[Task brief] Among the entries below, find all lines that include "title" and copy them.

[Provided data]
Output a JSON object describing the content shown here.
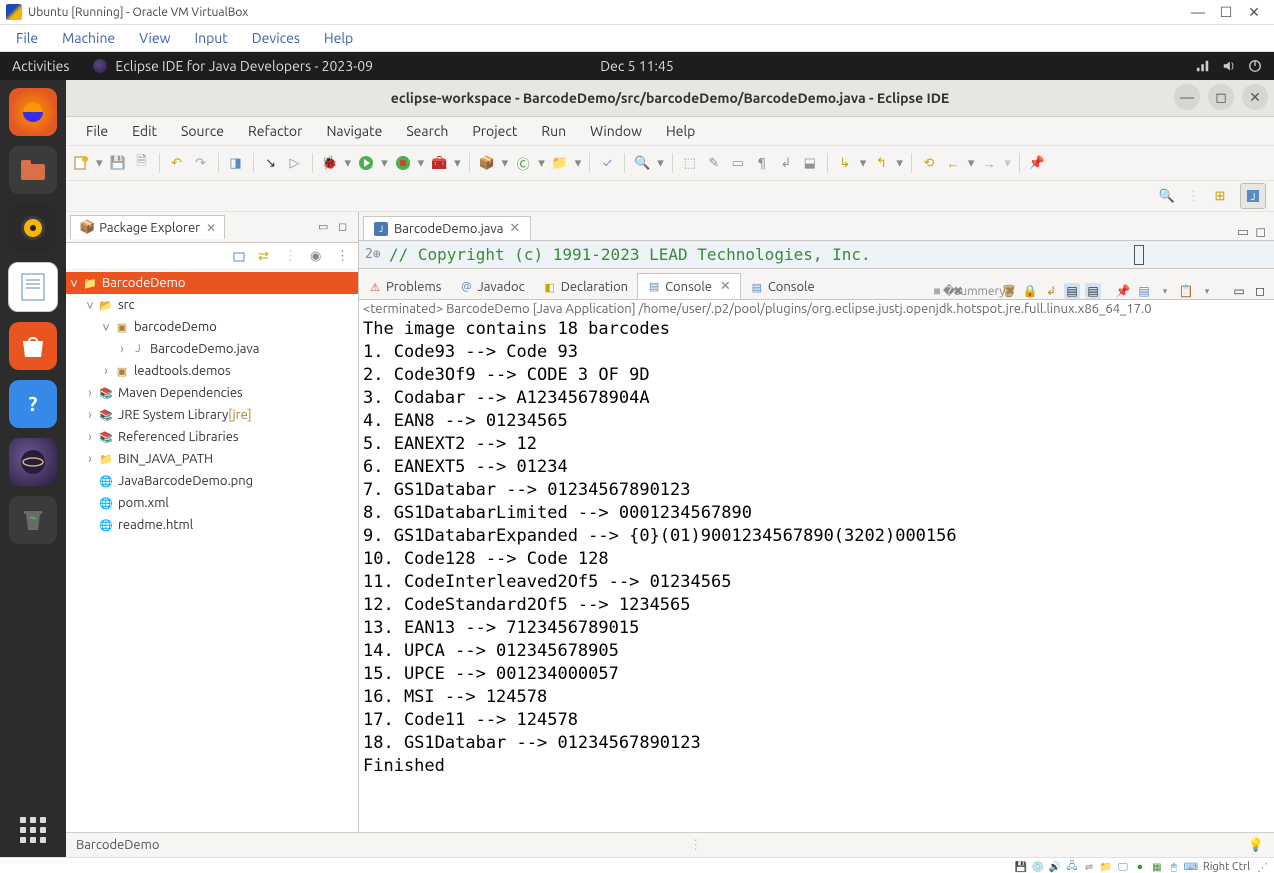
{
  "vbox": {
    "title": "Ubuntu [Running] - Oracle VM VirtualBox",
    "menu": [
      "File",
      "Machine",
      "View",
      "Input",
      "Devices",
      "Help"
    ],
    "status_key": "Right Ctrl"
  },
  "ubuntu_top": {
    "activities": "Activities",
    "app": "Eclipse IDE for Java Developers - 2023-09",
    "clock": "Dec 5  11:45"
  },
  "ide": {
    "title": "eclipse-workspace - BarcodeDemo/src/barcodeDemo/BarcodeDemo.java - Eclipse IDE",
    "menu": [
      "File",
      "Edit",
      "Source",
      "Refactor",
      "Navigate",
      "Search",
      "Project",
      "Run",
      "Window",
      "Help"
    ]
  },
  "pkg": {
    "title": "Package Explorer",
    "root": "BarcodeDemo",
    "nodes": {
      "src": "src",
      "pkg": "barcodeDemo",
      "file": "BarcodeDemo.java",
      "lead": "leadtools.demos",
      "maven": "Maven Dependencies",
      "jre": "JRE System Library ",
      "jre_suffix": "[jre]",
      "reflib": "Referenced Libraries",
      "bin": "BIN_JAVA_PATH",
      "png": "JavaBarcodeDemo.png",
      "pom": "pom.xml",
      "readme": "readme.html"
    }
  },
  "editor": {
    "tab": "BarcodeDemo.java",
    "line_no": "2",
    "code": "// Copyright (c) 1991-2023 LEAD Technologies, Inc."
  },
  "views": {
    "problems": "Problems",
    "javadoc": "Javadoc",
    "declaration": "Declaration",
    "console": "Console",
    "console2": "Console"
  },
  "console": {
    "path": "<terminated> BarcodeDemo [Java Application] /home/user/.p2/pool/plugins/org.eclipse.justj.openjdk.hotspot.jre.full.linux.x86_64_17.0",
    "output": "The image contains 18 barcodes\n1. Code93 --> Code 93\n2. Code3Of9 --> CODE 3 OF 9D\n3. Codabar --> A12345678904A\n4. EAN8 --> 01234565\n5. EANEXT2 --> 12\n6. EANEXT5 --> 01234\n7. GS1Databar --> 01234567890123\n8. GS1DatabarLimited --> 0001234567890\n9. GS1DatabarExpanded --> {0}(01)9001234567890(3202)000156\n10. Code128 --> Code 128\n11. CodeInterleaved2Of5 --> 01234565\n12. CodeStandard2Of5 --> 1234565\n13. EAN13 --> 7123456789015\n14. UPCA --> 012345678905\n15. UPCE --> 001234000057\n16. MSI --> 124578\n17. Code11 --> 124578\n18. GS1Databar --> 01234567890123\nFinished"
  },
  "status": {
    "text": "BarcodeDemo"
  }
}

[Response for this exercise]
    "title": "Ubuntu [Running] - Oracle VM VirtualBox",
    "title": "eclipse-workspace - BarcodeDemo/src/barcodeDemo/BarcodeDemo.java - Eclipse IDE",
    "title": "Package Explorer",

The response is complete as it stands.